If you’re looking for more inspiration, then we have picked some of our favourite ads which use music particularly effectively.
NIKE - Nothing Beats A Londoner
NIKE’s ‘Nothing Beats a Londoner’, shot in Dalston, Peckham and Brixton, featured 258 Londoners, including cameos from some of the capital’s best-known faces. England striker Harry Kane joined sprinter Dina Asher-Smith, grime star Skepta (nipping about on a Boris bike), Jorja Smith and Olympic hero Mo Farah, whilst England manager Gareth Southgate plays God.
Created by agency Wieden+Kennedy, Steve Vranakis, D&AD president, hailed it as, ‘a piece of work that genuinely captures and celebrates young people’s view of living, training and pursuing their passion in this most multicultural of cities.’ Combining humour, empathy, grittiness, surreality and self-deprecation, the featured talent had credibility with the target audience, with fame that’s based on their skills and abilities – underscoring the ad’s inspirational theme. Londoners loved it – it made them proud of, and genuinely excited to live in their city, and it instantly went viral.
The ad features the instrumental background to Skepta’s ‘Shutdown’, Dizzee Rascal, Giggs’ ‘Yes Yes Yes’ and even a quick blast of Verdi’s ‘Dies Irae’.
If you’re looking for urban or hip hop music, check out our Beats Series.
BMW – Plug Into Something Bold
The BMW i3 is 100% electric, maximising efficiency, dynamics and range and features 85% recyclable materials.
The music is a jazz-funk piece from 1973, based on Strauss’s ‘Also Sprach Zarathustra’, by Brazilian musician Eumir Deodato.
Film fans will recognise the original music from the opening sequence of Kubrick’s ‘2001: A Space Odyssey’. Is the ad’s gradual ‘sunrise’ effect over the car’s curves a nod to Kubrick’s iconic opener?
Natwest – We Are What We Do
The trials and tribulations of house-buying are presented by NatWest as part of their ‘We Are What We Do’ campaign.
They can’t make these aspects any easier or better, they confess, but at least the application process for your longed-for mortgage is now more straightforward.
The prospective home owners’ travails are scored by Bach’s jaunty prelude and Fugue No. 1 in C Major.
Check out our dedicated playlist for lifestyle background music.
Theme park Alton Towers have adopted Grieg’s ‘In the Hall of the Mountain King’ from Peer Gynt as their theme tune and have used it in a variety of ways in their ads; it’s also used around the park itself.
The piece starts off relatively slow and low, with a sinister edge, mirroring the feel of a rollercoaster’s upward trajectory.
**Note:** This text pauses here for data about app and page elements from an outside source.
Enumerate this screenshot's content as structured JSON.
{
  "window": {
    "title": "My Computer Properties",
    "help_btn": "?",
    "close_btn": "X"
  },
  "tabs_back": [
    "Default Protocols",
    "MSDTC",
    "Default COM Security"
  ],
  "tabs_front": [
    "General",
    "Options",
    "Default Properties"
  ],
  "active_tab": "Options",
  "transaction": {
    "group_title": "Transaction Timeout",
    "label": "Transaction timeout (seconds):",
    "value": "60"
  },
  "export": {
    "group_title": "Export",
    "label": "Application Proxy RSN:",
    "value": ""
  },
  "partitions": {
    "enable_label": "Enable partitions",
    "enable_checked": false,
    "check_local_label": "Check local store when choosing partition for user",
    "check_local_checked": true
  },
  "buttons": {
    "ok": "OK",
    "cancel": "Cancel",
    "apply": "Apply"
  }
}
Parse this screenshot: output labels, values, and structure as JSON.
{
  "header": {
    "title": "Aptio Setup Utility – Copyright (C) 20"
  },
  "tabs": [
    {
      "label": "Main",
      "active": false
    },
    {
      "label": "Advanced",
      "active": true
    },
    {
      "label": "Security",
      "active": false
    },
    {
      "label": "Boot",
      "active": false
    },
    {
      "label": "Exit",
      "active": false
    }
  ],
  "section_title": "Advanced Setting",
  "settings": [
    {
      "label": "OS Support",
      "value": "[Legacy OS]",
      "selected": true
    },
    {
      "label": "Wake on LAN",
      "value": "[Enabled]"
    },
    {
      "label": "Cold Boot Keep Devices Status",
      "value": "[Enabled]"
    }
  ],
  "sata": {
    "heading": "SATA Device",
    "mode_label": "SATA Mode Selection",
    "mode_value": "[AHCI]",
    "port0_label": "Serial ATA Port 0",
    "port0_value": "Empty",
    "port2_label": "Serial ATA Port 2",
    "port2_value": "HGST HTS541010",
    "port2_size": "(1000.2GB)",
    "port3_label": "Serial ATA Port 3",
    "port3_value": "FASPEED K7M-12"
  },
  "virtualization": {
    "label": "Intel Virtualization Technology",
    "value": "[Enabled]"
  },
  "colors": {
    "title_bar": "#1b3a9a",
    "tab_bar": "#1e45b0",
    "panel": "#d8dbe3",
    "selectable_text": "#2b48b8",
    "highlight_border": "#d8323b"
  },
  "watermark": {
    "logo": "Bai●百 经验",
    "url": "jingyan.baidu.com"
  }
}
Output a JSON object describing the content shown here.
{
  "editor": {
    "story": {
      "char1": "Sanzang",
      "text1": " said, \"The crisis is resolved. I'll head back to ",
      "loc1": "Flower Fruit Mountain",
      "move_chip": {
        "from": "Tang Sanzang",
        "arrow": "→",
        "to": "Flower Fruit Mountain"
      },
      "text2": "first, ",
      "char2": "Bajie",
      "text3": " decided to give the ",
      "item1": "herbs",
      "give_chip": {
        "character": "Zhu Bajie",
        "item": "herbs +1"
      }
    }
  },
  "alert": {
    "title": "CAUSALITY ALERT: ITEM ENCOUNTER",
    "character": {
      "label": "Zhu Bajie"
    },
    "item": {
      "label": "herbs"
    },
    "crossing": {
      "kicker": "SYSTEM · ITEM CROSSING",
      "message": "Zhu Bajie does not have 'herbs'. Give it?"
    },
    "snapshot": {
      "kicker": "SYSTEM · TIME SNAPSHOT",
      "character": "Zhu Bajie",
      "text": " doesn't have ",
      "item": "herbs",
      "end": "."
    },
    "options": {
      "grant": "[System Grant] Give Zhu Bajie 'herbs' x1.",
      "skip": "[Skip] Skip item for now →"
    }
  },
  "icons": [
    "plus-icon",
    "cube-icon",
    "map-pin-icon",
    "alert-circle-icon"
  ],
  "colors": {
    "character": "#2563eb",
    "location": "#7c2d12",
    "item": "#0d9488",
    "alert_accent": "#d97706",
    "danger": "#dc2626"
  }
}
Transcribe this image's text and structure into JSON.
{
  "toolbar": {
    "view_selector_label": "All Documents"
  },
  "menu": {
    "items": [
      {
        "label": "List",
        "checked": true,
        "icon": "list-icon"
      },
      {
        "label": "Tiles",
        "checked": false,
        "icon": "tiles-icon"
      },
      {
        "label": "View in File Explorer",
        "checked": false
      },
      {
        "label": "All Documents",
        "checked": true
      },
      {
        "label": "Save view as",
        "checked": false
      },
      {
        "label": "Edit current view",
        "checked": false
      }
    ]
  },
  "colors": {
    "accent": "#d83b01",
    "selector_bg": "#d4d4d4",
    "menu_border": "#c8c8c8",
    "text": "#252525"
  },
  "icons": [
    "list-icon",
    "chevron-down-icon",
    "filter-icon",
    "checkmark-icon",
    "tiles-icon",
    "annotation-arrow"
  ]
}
The building speed, with its hectic pizzicato, bringing parts of the orchestra with it like a tornado, is particularly suited to rollercoasters’ highs, lows and loops. Plus, it ends with a satisfying bang which is great for punctuating an ad.
Alton Towers’ ‘Smiler’, showcasing the world’s first 14-loop rollercoaster, uses the track at the forefront; their most recent ‘WickerMan’ ad has it as a much more subtle, and brooding backdrop.
If you’re looking for classical music for commercials, then check out our Classical Collection. It’s arranged, recorded and mixed specifically for media use, making it ideal to tell your stories.
This was originally published 25/06/2015 and updated on 11/12/2019 and 05/04/2022